MINNEAPOLIS — On Wednesday night, Minneapolis city council members listened to hours of testimony from almost 150 renters and landlords on the topic of rent control in the city.
At the meeting most renters spoke in favor of capping the maximum rent in the city, saying they'll no longer be able to afford to live there if prices keep rising.
Landlords who oppose rent control said rent control does exactly opposite of what it's intended to do, and actually reduces the amount of available affordable housing.
According to research done by local nonprofit Minnesota Housing Partnership (MHP) and cited by the Council members in a January proposal, rent was rising in Minneapolis at record levels prior to the COVID-19 pandemic, impacting the 51% of households that rent their homes.
According to the website RENTcafe, the average apartment in Minneapolis is 785 square feet, and costs $1,552.
According to additional research cited in the proposal done by the University of Minnesota, there was not a single neighborhood in Minneapolis where a Black household with the median income for Black renters could afford the median-priced rental unit in 2016.
“Simply put, our neighbors are losing their homes because they cannot keep up with the rent,” said Council Member Ellison in a statement released in January, when these measures were first introduced. “This is a housing issue. This is a homelessness issue. And it’s time we clear the path to take serious action to protect our neighbors and stabilize our communities.”
Wednesday night the council committee passed two measures to move the rent control conversation forward.
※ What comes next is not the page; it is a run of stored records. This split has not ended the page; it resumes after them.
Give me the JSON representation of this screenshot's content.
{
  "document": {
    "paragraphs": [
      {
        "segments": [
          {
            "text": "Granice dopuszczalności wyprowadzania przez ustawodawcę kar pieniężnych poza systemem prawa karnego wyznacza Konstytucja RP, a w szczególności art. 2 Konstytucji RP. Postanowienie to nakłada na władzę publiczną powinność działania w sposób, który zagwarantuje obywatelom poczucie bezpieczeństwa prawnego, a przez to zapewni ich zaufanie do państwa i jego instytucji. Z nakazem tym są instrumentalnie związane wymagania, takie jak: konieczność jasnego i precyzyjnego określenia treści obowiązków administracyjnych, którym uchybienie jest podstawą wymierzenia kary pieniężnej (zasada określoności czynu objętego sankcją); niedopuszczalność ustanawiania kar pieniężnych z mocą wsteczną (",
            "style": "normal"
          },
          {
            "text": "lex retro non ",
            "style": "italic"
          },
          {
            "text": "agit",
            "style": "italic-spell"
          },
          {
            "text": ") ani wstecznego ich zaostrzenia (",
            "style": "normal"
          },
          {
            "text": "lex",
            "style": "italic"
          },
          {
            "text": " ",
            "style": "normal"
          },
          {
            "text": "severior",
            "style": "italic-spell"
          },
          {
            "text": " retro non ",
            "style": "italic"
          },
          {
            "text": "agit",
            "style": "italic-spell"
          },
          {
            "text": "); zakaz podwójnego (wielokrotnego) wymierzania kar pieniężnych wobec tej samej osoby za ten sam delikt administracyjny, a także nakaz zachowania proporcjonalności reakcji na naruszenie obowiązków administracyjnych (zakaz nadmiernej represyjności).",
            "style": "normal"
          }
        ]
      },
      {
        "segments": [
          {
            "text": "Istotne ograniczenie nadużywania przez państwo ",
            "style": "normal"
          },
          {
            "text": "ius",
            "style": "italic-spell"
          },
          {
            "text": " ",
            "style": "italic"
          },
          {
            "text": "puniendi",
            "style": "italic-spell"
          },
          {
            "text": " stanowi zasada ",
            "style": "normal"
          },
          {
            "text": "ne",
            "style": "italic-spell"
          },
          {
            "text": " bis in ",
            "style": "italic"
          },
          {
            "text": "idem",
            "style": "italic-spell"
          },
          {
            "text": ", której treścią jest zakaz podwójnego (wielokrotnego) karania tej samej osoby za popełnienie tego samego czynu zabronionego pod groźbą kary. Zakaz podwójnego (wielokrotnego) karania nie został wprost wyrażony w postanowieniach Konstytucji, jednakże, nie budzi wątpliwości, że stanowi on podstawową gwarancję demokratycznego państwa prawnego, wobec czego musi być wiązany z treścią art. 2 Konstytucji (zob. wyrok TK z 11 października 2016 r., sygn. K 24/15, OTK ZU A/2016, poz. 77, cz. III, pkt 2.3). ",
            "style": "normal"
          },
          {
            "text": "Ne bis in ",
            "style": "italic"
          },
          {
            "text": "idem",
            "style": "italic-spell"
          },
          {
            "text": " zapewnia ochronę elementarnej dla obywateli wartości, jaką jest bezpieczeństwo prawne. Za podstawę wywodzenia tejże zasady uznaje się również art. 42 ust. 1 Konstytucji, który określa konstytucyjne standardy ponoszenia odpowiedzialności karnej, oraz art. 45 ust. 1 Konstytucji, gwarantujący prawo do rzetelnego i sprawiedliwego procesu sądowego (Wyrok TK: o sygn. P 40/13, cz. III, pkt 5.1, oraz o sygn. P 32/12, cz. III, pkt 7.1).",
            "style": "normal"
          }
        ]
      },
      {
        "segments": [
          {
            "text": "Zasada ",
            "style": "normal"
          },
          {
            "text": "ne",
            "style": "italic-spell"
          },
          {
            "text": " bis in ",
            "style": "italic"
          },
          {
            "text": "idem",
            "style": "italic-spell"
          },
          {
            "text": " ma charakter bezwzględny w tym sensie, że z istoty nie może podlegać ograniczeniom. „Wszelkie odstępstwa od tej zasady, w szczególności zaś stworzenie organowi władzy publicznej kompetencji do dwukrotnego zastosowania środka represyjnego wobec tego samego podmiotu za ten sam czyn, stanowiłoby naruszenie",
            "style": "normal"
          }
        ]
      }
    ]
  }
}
The full city council will vote on the measures Friday.
If they pass, the measures move to on to the charter commission, and face several more steps before potentially ending up on a ballot for voters to decide.